"With the Trofeo in the Middle East," he continues, "we are highlighting the heritage of Maserati in front of people who often are not aware we are closely connected to racing. It's still in its early stages but it's definitely working. The cars we see racing here today are closely related to our road cars - they share much of the same DNA. But if [the road cars] were as extreme as these then that everyday usability would not be there." Media exposure is, he says, vital when it comes to getting this message out, and the coverage is overwhelmingly positive. "What many people don't realise, though, is that there's more to this than simply racing a car around a track. There is a full range of hospitality whenever we do this, which caters not just for the drivers but for their families, friends and colleagues." As he mentions this, I spy the children's entertainment section in the suite that overlooks Yas Marina's pit lane and it's full of youngsters trying their hands at virtual racing in front of a huge screen while others play slot-car racing - their fathers may have just crashed or won the race for real and they'd be none the wiser. They're way too busy having their own fun.

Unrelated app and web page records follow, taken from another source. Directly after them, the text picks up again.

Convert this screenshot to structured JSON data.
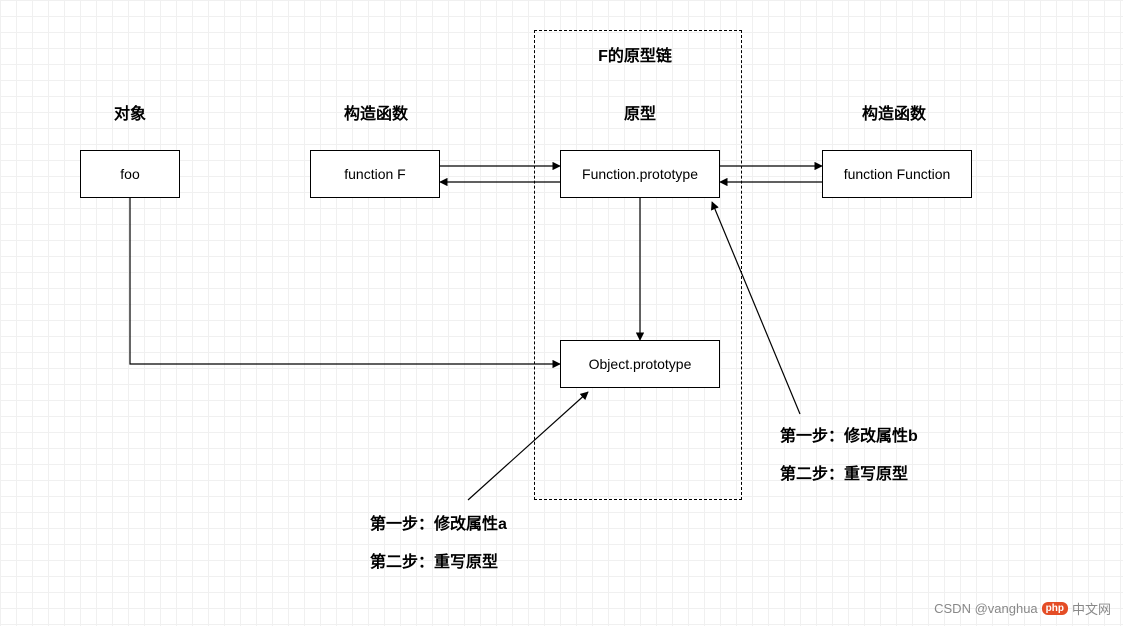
{
  "headers": {
    "col1": "对象",
    "col2": "构造函数",
    "col3_title": "F的原型链",
    "col3": "原型",
    "col4": "构造函数"
  },
  "nodes": {
    "foo": "foo",
    "functionF": "function F",
    "functionPrototype": "Function.prototype",
    "functionFunction": "function Function",
    "objectPrototype": "Object.prototype"
  },
  "annotations": {
    "left": {
      "line1": "第一步：修改属性a",
      "line2": "第二步：重写原型"
    },
    "right": {
      "line1": "第一步：修改属性b",
      "line2": "第二步：重写原型"
    }
  },
  "footer": {
    "leftAuthor": "CSDN @vanghua",
    "rightBrand": "中文网",
    "rightBadge": "php"
  },
  "chart_data": {
    "type": "diagram",
    "title": "F的原型链",
    "columns": [
      "对象",
      "构造函数",
      "原型",
      "构造函数"
    ],
    "nodes": [
      {
        "id": "foo",
        "label": "foo",
        "column": "对象"
      },
      {
        "id": "functionF",
        "label": "function F",
        "column": "构造函数"
      },
      {
        "id": "functionPrototype",
        "label": "Function.prototype",
        "column": "原型"
      },
      {
        "id": "functionFunction",
        "label": "function Function",
        "column": "构造函数(2)"
      },
      {
        "id": "objectPrototype",
        "label": "Object.prototype",
        "column": "原型"
      }
    ],
    "edges": [
      {
        "from": "foo",
        "to": "objectPrototype",
        "style": "path"
      },
      {
        "from": "functionF",
        "to": "functionPrototype",
        "style": "bidirectional"
      },
      {
        "from": "functionPrototype",
        "to": "functionFunction",
        "style": "bidirectional"
      },
      {
        "from": "functionPrototype",
        "to": "objectPrototype",
        "style": "down"
      },
      {
        "from": "annotation_left",
        "to": "objectPrototype",
        "style": "pointer",
        "text": [
          "第一步：修改属性a",
          "第二步：重写原型"
        ]
      },
      {
        "from": "annotation_right",
        "to": "functionPrototype",
        "style": "pointer",
        "text": [
          "第一步：修改属性b",
          "第二步：重写原型"
        ]
      }
    ],
    "container": {
      "around": [
        "functionPrototype",
        "objectPrototype"
      ],
      "label": "F的原型链",
      "style": "dashed"
    }
  }
}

For the long-suffering wives of drivers seeking glory on the podium, there's always the excellent spa facilities at Yas Marina's Viceroy hotel, just a short walk away from the ear-splitting on-track action. It seems everything has been thought of and catered for, and the sense of camaraderie I feel here is one I haven't felt before at any race event. "We want our customers to experience the luxury of Maserati in every possible way," says Cini.
And what of the future? According to Cini, Maserati has plans to increase its production ten-fold in the next few years. "We recently announced our intention to reach annual production of 50,000 cars," he says. "Currently, we are at 5,000, so obviously there will be a change within the brand." And that obviously points us in the direction of the controversial Kubang SUV. Will Maserati manage to maintain its air of exclusivity if it's building thousands of Kubangs every year? "Hey," quips Cini, "it didn't harm Porsche and they're aiming for 200,000. We're still talking half their existing volume."
The cynics may sneer, but the unwavering belief of this man in this company is enough to convince me: Maserati is here to stay. And that has to be a good thing. With that, he climbs back into his car for the next race and, over the next half hour, battles his way to fifth place. A podium finish next time? I wouldn't be surprised.